Artist Wolfgang Laib has been painstakingly collecting hazelnut pollen from the natural environment around his home and studio since the mid-1990s. He lives in a small village in southern Germany. Now, he’s using that pollen as part of his latest installation at MoMA’s Donald B. and Catherine C. Marron Atrium, Pollen from Hazelnut.
Laib describes why he used pollen for this project in particular, saying, “pollen is the potential beginning of the life of the plant. It is as simple, as beautiful, and as complex as this. And of course it has so many meanings.

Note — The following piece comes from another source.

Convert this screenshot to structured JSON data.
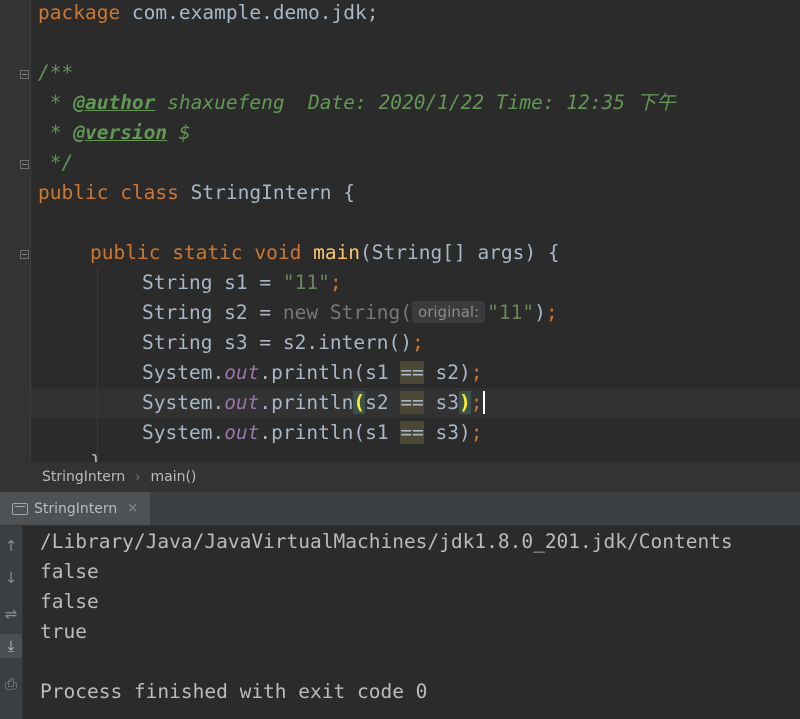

I think everybody who lives knows that pollen is important.”
Lilian Tone, Assistant Curator, and Ann Temkin, The Marie-Josée and Henry Kravis Chief Curator of Painting and Sculpture organized the installation, which will run through March 11,2013.
Wolfgang Laib says the atrium represents MoMA’s “inner sanctum” and its “womb.” He created this work especially for this particular location, and it will be his largest yet. His other works have used other elements from the natural environment, such as milk, marble, pollen, rice, and beeswax. He has been active as a sculptor and artist since the mid 1970’s, and chooses his materials based on their purity and symbolism.
Before his career as an artist, Wolfgang Laib studied medicine, completing his dissertation in the early 1970s on the hygiene of drinking water. Soon after, though, he decided that was not the career path he wanted to pursue. More interested in art, culture, and philosophy, Laib abandoned the “too narrow” studies of medicine and natural science to study concepts that incorporated the body as well as the spirit.